# Data under study:
= = = = = = =

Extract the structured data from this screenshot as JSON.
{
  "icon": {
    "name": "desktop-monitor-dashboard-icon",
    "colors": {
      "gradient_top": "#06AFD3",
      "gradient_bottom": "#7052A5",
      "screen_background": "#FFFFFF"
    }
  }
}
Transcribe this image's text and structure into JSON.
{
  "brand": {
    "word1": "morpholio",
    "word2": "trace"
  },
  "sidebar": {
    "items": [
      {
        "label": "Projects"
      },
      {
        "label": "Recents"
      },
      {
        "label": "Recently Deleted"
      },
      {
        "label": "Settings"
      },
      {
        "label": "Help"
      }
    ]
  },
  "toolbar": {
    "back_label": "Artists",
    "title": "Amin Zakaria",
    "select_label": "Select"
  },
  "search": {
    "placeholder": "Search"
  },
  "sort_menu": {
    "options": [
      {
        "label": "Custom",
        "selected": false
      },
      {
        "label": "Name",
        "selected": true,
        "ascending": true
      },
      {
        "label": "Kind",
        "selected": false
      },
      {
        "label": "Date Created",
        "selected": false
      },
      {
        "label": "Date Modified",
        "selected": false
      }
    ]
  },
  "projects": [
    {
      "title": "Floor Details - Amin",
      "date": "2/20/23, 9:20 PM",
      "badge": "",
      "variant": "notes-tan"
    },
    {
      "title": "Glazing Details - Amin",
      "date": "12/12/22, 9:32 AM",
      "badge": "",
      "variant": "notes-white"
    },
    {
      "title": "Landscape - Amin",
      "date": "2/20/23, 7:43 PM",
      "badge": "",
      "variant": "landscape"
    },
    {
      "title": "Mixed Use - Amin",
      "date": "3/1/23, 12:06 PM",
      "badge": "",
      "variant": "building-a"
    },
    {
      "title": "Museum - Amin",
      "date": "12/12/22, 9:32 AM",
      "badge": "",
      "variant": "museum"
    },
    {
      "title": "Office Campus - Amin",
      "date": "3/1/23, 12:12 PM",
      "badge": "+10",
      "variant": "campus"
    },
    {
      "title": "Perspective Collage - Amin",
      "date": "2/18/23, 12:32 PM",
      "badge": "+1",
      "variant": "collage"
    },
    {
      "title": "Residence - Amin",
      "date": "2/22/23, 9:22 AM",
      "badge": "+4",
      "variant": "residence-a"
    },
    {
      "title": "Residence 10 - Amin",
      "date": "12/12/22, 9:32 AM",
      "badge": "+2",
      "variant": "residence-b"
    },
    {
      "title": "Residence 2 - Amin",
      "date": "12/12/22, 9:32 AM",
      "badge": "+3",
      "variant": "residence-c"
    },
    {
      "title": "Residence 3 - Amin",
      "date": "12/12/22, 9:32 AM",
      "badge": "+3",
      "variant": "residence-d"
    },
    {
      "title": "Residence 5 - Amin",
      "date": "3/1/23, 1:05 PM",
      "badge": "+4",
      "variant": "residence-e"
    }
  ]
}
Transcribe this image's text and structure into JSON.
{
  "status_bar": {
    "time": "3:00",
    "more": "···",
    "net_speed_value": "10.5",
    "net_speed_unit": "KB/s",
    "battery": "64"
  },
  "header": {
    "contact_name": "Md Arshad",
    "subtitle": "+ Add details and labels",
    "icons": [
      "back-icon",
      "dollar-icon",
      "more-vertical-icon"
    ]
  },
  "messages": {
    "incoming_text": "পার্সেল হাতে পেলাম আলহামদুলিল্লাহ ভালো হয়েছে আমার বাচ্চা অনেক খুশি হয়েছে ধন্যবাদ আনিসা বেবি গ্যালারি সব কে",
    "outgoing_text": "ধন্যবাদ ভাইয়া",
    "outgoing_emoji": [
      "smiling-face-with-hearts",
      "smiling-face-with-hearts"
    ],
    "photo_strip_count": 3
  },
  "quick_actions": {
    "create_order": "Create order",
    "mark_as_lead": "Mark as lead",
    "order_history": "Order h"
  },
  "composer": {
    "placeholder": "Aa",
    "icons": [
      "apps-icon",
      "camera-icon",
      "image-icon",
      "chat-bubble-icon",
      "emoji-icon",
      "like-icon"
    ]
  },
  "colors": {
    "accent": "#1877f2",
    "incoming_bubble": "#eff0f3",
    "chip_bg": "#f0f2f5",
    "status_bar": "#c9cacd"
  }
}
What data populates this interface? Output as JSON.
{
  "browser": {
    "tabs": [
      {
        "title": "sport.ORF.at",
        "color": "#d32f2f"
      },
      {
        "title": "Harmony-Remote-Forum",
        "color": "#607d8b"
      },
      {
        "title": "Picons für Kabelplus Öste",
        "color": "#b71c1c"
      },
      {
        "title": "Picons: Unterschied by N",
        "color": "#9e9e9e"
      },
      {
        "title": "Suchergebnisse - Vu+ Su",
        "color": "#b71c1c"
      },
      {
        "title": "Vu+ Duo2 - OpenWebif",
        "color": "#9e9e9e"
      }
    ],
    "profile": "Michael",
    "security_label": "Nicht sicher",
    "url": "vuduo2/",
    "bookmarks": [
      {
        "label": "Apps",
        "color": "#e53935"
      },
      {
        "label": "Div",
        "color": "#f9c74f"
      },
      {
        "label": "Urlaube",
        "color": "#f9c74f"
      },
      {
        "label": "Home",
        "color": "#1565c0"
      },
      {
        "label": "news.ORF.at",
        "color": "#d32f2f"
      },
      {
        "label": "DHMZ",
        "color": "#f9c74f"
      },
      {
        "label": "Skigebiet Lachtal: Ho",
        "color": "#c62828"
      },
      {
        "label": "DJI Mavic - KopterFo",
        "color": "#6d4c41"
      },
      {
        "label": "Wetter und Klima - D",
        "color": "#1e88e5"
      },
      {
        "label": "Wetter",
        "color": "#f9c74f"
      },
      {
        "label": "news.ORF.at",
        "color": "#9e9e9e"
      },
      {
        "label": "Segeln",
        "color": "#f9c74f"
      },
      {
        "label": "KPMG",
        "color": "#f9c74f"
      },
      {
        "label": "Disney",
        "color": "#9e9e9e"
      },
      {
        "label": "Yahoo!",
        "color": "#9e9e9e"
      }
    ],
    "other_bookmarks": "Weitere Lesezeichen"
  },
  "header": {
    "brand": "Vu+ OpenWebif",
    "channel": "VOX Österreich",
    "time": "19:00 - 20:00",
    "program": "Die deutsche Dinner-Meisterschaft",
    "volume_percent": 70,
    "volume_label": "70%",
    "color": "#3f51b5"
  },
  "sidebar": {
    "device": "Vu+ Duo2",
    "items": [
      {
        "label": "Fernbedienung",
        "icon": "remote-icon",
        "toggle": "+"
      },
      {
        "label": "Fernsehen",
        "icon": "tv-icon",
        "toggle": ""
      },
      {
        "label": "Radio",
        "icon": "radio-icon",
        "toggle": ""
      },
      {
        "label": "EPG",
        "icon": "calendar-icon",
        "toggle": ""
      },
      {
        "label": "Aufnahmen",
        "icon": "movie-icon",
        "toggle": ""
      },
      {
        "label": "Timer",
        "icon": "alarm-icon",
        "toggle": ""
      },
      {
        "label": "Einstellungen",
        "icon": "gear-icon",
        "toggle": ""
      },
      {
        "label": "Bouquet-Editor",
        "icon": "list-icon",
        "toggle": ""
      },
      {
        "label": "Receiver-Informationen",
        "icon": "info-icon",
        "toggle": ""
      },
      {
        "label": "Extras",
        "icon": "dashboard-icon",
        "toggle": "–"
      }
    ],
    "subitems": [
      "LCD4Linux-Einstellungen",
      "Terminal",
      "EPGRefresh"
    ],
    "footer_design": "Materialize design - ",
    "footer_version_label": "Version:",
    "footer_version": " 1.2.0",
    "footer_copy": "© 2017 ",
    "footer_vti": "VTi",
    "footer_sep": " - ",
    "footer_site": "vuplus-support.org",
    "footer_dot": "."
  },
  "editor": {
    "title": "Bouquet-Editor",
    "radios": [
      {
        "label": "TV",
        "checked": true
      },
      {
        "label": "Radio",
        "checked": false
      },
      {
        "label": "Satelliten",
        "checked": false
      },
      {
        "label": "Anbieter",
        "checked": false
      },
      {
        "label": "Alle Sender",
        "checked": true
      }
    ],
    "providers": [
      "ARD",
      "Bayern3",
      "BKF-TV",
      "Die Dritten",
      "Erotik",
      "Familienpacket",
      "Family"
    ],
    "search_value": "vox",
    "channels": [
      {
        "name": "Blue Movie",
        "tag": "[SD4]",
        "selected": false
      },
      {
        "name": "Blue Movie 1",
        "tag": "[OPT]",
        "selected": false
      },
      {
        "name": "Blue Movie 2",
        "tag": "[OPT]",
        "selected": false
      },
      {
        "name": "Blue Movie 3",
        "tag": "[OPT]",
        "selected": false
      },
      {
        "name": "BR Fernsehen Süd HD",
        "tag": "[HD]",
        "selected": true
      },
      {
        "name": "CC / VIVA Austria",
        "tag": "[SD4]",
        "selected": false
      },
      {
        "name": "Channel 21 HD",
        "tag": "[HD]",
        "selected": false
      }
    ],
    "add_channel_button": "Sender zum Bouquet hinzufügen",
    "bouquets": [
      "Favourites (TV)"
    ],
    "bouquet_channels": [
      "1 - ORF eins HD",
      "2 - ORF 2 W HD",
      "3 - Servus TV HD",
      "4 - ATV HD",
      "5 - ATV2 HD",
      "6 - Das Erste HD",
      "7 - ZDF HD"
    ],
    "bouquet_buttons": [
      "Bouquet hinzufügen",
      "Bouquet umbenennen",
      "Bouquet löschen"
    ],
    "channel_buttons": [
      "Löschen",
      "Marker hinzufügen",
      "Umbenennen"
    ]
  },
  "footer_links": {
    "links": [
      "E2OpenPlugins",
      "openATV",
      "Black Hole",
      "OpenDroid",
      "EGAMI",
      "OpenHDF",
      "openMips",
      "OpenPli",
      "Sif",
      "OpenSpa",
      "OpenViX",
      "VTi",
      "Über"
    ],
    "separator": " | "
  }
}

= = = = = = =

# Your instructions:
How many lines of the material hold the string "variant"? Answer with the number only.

# Output below:
12